At the same time, it sent 753 employers unpaid contributions notices (UCNs), up from 653 in the previous quarter. UCNs require employers to pay all backdated contributions payment within 28 days.
The department also named and shamed the pensions schemes and employers that it had taken action against. The list featured 169 new employers who were issued escalating penalty notices (EPNs) for an aggregate total of £1.27m for failure to comply, and were then taken to court and issued with county court judgments (CCJs) ordering them to pay.
This is a large rise in numbers compared to April to June’s figures. During that quarter, 51 employers were named after being given CCJs for a collective total of £425,000.
Commenting on the enforcement actions, TPR director of automatic enrolment Darren Ryder said, “It is not enough to just comply with automatic enrolment laws by signing staff up to a scheme.
Employers must also meet their duties to contribute into their employees’ pensions every month.

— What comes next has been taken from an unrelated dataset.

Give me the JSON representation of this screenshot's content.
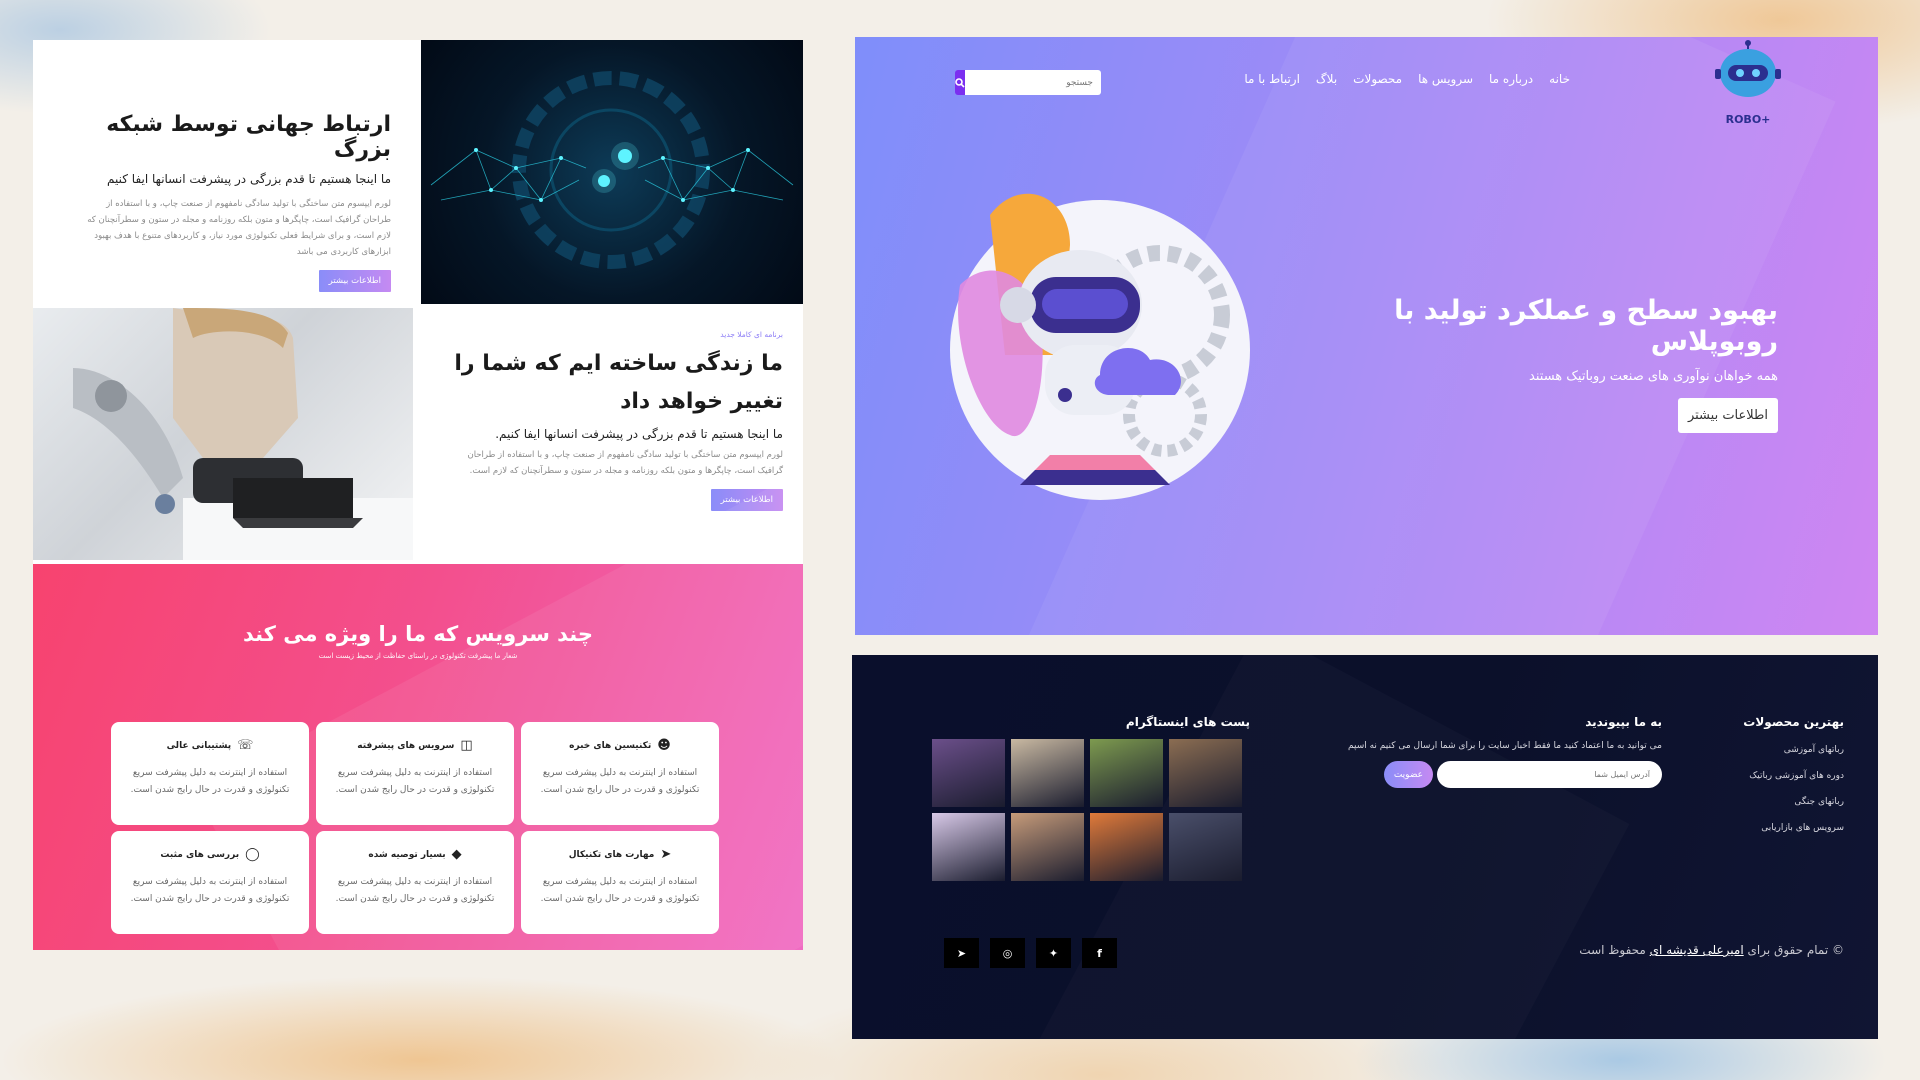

“Automatic enrolment has been hugely successful. There are now more than 800,000 compliant employers with more than 8.7 million workers in workplace pension schemes. The vast majority of employers are doing the right thing for their staff and are meeting their pension duties,” he added.
“Clearly, 753 employers not paying contributions is a very small proportion of those that are compliant – less than 0.1%. But every employer which is failing to make payments into their staff’s pension pot is one too many. We will not let employers get away with failing to meet their duties and we will take action.”

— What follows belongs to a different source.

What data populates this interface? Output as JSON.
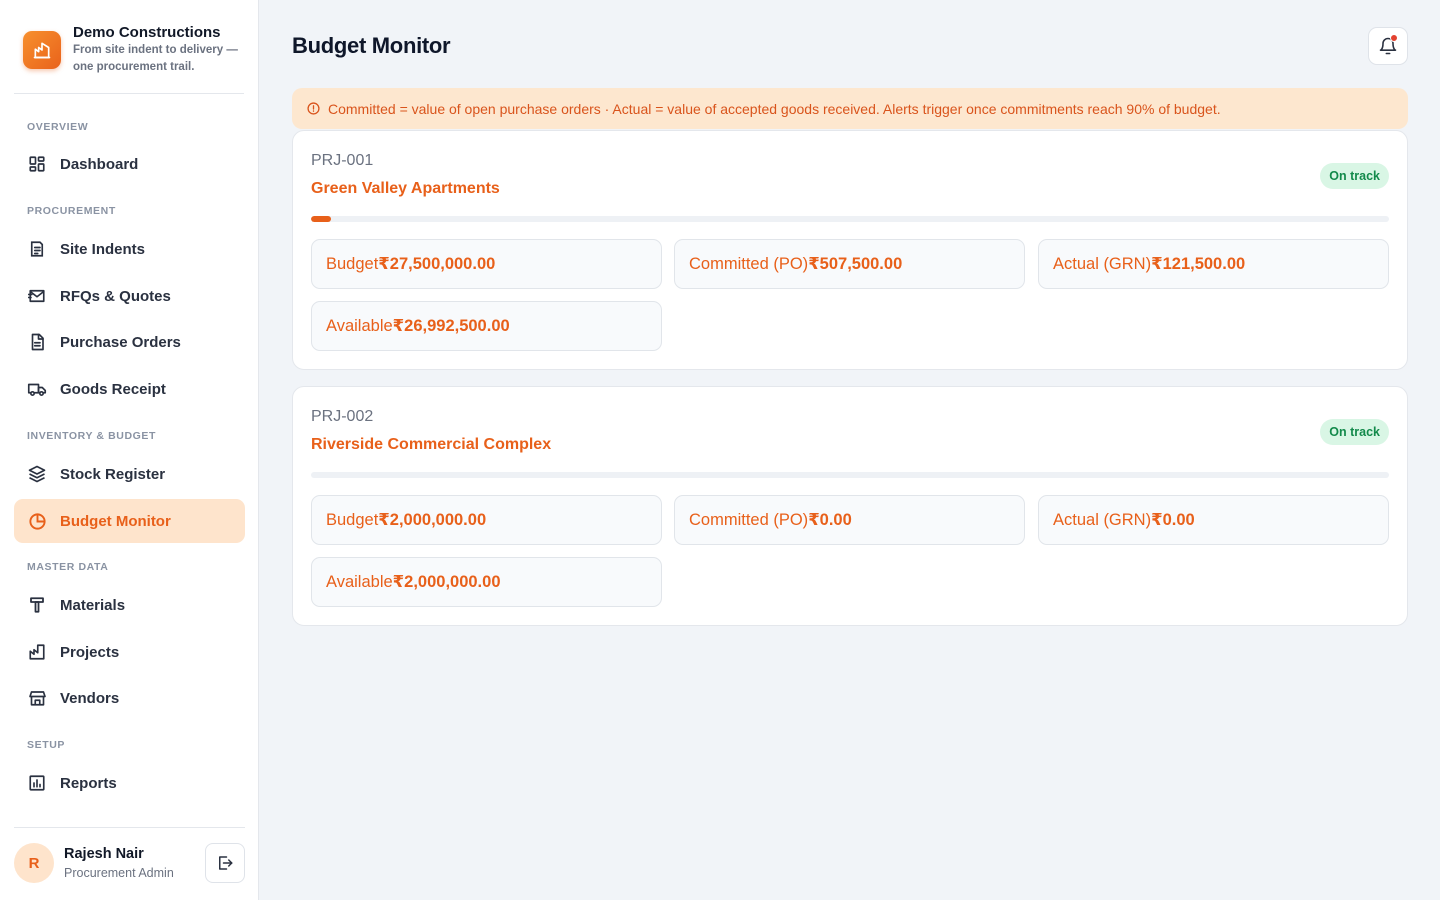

For clarification purposes, TPR has also issued new guidance for pension scheme trustees and providers on how to produce a chair’s statement. This covers existing legal requirements relating to the statements and how TPR expects trustees to meet them.